Sealand: The World’s Smallest “Country”


Isabella Thatcher, Reporter

 Sealand, a micro country built 12 kilometers off the coast of the coast of Suffolk, is one of the world’s most debated territories. 

   Sealand is located on an old British World War II artillery platform in the North Sea. It was built for $977 million, with a size .01 times the Vatican City.

   After the war, a former British Army Major named Roy Bates adopted the platform. Since then, the Bates family has run the territory under the titles of prince, princess, and king.

   To be  considered a nation, one must have a common language, a government, and have the ability to make foreign relations with fellow countries.

   To make people see Sealand as a country, the Bates family declared the territory as a sovereign state in 1967. To this day, however, it is not officially recognized by the United Nations (UN). 

   Sealand ended up establishing a currency with the same economic value as USD, and established constitutional fundamental law.

   The founders claimed that since the British base was originally built illegally outside of British waters during World War II (only being added into the British’s extended territory years later), Sealand should be its own territory.

   In 1978, the territory was able to fend off attacks from outside threats, furthering Sealnd’s supporters’ justification on why Sealand is a country. They claimed that it showed that Sealand had public authority and could follow through with the normal functions of a Nation State.

   The population of Sealand as of 2002 is 27 people. Some people who have lived here are Prince Micheals father, as well as Major Roy Bates.

   Sealand also has a website under the name, where people can buy merchandise to support the country.

   With all this information taken into consideration, the UN refuses to accept Sealand as a country. They claim that there is no land or boundaries, and so it can not be accepted as a country. It is not possible to have a country without land.

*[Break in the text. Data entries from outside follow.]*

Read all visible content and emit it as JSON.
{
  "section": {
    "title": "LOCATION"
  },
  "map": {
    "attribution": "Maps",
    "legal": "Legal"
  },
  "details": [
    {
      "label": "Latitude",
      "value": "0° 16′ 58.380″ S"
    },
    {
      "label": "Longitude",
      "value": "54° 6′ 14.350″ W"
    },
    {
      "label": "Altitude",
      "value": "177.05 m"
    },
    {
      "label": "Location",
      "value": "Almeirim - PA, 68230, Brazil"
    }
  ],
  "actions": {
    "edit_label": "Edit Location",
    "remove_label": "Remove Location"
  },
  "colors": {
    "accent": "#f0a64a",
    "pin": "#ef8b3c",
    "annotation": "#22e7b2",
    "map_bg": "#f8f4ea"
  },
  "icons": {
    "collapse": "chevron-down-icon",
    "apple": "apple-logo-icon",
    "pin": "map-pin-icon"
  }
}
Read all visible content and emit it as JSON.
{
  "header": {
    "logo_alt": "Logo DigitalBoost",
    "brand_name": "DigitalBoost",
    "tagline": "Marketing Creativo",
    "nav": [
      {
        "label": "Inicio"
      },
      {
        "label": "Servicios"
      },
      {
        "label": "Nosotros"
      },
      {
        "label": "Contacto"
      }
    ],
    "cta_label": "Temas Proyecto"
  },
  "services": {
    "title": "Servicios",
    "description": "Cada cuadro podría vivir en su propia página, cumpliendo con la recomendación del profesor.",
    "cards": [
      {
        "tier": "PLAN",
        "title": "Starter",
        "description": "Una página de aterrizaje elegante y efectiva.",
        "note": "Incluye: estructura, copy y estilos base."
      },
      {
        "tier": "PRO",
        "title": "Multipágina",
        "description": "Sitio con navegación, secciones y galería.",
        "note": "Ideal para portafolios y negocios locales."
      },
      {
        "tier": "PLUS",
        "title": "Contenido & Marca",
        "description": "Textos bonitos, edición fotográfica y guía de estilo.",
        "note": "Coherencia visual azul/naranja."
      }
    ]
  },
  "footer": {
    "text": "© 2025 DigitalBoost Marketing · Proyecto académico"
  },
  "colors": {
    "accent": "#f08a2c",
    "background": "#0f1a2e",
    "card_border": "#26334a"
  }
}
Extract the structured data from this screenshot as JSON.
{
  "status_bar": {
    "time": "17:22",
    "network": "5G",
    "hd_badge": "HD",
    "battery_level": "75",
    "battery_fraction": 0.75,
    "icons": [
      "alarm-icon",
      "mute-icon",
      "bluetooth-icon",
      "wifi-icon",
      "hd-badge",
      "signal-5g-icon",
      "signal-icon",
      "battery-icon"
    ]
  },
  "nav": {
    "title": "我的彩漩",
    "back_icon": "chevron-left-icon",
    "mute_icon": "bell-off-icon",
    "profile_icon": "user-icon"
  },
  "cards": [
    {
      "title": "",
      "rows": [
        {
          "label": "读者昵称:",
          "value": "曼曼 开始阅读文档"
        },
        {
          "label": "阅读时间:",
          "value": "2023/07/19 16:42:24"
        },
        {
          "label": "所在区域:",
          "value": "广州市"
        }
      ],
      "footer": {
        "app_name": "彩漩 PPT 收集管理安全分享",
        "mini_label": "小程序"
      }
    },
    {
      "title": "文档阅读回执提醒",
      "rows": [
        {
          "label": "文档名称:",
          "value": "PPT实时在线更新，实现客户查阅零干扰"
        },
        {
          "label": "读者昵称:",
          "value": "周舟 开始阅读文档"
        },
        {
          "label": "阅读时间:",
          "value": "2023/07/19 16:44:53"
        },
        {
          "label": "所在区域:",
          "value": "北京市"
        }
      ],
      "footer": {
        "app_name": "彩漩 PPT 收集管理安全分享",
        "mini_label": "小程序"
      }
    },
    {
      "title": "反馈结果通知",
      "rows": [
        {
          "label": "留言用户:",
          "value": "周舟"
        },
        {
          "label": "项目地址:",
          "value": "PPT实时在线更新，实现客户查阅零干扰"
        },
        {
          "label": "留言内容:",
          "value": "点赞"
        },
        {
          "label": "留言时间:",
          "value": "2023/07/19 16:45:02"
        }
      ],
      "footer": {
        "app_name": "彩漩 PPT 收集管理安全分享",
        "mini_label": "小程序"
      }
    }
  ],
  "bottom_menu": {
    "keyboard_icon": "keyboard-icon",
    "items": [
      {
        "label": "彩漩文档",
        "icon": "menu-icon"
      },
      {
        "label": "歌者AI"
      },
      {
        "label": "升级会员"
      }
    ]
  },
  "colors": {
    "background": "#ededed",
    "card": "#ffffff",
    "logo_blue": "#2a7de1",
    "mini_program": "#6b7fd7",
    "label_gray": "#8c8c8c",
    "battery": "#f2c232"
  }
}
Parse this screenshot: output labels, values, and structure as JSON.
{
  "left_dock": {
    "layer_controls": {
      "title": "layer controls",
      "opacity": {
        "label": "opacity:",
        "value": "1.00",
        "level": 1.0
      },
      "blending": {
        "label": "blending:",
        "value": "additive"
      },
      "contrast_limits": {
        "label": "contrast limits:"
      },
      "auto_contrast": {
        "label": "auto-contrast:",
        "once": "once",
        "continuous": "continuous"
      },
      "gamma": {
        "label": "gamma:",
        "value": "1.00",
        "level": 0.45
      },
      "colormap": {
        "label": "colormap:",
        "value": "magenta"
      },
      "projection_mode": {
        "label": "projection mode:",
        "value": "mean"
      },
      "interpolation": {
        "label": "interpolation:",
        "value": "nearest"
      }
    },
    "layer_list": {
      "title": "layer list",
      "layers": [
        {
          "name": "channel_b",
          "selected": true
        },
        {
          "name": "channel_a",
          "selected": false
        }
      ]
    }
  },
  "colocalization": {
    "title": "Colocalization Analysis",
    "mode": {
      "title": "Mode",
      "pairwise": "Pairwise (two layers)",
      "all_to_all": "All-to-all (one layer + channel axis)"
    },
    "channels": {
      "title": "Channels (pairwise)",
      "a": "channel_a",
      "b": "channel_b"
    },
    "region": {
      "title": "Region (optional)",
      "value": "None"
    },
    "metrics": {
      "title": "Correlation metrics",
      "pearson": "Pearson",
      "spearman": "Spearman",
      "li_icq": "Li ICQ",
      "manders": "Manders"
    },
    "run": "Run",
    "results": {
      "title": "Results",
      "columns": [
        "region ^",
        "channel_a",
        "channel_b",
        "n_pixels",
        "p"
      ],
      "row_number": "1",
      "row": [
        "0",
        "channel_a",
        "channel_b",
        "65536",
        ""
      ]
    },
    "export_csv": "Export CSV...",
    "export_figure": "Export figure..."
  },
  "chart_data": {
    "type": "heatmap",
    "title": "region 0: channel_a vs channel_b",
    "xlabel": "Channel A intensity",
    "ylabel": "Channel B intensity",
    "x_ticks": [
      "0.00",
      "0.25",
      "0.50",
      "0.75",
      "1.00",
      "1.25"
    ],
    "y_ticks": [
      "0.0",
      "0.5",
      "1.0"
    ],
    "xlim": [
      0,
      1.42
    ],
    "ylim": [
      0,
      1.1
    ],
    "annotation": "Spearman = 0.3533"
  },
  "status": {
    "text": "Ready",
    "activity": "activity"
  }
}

   There are also claims that because Sealand sits in British territorial waters, it can not be an independent state.This is despite it only being added into the territorial waters later on.

   Therefore, there has been an ongoing debate between the territories as to whether or not Sealand should actually be considered a country.